Reply with one number only: the count of lines below that contain the word "adattivo".

**Data shown**:
________________

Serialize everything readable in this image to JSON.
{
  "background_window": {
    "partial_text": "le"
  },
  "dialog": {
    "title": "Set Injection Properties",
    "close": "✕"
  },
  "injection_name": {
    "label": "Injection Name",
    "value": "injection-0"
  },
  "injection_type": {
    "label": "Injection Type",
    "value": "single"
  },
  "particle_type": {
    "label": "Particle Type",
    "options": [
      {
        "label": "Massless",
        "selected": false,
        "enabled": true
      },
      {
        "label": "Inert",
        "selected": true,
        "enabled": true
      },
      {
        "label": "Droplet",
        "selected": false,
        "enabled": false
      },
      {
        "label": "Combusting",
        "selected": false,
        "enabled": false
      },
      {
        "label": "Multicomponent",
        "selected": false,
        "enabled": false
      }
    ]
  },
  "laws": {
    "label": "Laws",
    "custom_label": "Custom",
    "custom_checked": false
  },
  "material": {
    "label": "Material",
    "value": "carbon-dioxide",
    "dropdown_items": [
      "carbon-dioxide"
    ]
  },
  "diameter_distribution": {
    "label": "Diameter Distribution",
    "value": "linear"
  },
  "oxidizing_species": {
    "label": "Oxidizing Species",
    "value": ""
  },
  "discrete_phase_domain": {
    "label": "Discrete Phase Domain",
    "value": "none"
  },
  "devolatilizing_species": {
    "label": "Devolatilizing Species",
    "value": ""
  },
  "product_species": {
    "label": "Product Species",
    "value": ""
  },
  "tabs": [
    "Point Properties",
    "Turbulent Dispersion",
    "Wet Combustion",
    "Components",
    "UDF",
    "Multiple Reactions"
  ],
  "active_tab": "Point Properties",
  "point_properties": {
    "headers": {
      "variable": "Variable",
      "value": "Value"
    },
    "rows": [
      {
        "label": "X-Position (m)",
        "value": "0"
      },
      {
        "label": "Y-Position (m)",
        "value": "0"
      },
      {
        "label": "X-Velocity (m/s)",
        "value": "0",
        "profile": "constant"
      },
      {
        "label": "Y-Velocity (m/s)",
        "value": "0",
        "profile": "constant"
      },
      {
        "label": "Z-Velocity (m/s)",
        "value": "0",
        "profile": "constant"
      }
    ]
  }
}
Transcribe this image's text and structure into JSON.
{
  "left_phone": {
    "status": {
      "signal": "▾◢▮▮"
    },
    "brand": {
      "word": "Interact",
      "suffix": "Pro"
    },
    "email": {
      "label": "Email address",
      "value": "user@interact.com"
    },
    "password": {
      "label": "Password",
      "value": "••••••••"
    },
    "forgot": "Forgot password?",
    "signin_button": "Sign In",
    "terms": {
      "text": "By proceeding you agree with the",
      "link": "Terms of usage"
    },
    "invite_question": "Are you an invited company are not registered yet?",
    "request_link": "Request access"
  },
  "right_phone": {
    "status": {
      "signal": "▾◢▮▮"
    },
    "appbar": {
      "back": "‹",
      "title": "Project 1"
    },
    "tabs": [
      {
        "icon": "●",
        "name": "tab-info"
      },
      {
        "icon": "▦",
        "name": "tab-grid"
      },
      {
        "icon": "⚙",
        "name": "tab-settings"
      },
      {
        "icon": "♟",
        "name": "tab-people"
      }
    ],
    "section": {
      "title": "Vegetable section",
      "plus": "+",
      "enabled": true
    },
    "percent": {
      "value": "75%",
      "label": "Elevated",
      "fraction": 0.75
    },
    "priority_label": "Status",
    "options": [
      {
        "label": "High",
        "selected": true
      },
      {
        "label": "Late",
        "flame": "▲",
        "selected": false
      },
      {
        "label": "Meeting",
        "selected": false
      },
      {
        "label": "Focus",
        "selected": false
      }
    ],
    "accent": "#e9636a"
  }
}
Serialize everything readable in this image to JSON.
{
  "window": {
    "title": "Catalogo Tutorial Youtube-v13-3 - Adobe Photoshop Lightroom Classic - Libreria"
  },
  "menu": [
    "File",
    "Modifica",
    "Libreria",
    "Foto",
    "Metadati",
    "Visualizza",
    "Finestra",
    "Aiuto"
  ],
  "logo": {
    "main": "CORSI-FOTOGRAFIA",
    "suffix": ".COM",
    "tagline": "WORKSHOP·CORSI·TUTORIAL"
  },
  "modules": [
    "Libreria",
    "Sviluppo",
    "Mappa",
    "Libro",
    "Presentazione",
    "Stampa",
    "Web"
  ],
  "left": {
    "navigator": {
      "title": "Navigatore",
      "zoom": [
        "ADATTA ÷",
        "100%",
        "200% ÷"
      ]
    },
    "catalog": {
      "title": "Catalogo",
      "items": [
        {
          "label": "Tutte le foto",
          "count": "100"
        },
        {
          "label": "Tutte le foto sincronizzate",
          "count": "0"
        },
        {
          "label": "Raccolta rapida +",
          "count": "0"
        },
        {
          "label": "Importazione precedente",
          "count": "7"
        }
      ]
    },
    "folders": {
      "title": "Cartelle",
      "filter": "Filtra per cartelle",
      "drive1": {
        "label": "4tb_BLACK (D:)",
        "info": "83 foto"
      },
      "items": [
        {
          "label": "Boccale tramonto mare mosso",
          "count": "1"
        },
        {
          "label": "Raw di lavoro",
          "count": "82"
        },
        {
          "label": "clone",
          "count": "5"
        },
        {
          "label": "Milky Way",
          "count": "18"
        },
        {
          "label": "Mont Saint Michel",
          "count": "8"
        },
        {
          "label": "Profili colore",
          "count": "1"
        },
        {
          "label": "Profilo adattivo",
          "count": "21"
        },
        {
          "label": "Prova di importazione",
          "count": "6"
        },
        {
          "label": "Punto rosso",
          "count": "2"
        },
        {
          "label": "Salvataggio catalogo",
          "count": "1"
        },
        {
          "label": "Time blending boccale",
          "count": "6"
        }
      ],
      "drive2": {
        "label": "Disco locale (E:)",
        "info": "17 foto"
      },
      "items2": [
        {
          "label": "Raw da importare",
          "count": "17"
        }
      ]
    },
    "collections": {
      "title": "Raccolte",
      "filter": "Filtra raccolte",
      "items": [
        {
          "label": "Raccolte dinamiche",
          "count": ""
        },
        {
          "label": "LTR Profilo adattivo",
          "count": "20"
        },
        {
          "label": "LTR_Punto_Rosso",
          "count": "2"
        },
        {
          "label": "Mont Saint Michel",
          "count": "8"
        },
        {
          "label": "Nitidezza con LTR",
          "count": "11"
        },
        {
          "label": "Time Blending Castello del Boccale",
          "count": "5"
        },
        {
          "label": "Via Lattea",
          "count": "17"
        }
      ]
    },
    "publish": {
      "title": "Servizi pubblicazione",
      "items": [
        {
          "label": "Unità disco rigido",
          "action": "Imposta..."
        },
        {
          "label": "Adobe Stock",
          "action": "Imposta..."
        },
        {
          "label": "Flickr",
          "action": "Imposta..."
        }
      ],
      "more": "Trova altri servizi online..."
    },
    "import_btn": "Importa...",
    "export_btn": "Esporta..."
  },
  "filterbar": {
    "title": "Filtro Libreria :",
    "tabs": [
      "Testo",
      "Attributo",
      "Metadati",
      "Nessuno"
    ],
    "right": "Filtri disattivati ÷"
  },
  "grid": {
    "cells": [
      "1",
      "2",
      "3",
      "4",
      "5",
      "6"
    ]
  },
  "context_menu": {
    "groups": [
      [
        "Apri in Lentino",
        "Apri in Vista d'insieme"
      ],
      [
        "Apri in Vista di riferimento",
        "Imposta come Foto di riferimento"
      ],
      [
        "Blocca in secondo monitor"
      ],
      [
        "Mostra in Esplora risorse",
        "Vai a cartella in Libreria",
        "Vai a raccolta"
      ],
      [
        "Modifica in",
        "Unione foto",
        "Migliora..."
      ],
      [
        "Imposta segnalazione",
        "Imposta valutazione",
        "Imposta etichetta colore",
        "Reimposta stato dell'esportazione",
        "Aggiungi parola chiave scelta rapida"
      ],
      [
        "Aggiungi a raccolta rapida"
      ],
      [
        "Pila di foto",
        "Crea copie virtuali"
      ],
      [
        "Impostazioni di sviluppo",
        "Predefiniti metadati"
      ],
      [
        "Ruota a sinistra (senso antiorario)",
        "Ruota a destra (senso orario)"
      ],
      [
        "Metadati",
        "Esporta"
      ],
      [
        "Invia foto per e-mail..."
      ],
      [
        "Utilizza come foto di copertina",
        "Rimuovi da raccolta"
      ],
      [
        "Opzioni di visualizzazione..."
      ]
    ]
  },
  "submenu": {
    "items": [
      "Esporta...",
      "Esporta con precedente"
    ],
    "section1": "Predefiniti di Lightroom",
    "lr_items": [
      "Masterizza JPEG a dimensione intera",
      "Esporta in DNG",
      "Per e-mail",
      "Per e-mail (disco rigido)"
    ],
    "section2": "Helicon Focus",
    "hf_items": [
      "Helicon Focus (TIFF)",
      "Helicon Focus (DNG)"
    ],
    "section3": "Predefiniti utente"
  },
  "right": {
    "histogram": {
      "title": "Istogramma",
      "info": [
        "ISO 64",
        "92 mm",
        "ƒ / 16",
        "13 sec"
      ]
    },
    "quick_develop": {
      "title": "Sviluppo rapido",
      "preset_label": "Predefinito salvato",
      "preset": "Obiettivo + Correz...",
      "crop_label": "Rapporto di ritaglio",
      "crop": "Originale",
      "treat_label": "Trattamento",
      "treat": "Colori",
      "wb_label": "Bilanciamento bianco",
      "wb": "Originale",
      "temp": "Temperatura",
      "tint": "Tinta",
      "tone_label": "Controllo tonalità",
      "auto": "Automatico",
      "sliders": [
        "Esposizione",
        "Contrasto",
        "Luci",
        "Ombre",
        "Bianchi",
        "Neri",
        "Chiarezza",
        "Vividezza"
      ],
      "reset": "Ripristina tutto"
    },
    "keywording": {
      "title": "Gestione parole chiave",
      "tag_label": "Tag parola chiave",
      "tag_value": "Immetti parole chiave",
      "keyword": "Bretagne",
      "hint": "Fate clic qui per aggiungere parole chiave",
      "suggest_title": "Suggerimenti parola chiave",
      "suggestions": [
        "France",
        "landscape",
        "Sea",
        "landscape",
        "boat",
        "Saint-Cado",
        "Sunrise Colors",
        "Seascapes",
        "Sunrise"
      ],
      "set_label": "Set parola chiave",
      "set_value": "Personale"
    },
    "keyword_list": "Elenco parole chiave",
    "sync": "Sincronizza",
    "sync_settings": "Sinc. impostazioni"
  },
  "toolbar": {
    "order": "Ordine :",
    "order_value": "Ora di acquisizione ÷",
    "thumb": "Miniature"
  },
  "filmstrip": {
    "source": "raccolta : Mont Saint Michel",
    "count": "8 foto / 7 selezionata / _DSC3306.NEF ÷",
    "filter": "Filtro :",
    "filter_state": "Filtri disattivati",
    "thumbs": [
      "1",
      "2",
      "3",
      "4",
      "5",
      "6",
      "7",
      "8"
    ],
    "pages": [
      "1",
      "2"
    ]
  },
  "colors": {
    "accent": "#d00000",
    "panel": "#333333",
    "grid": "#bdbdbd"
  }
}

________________

**Written response**: 2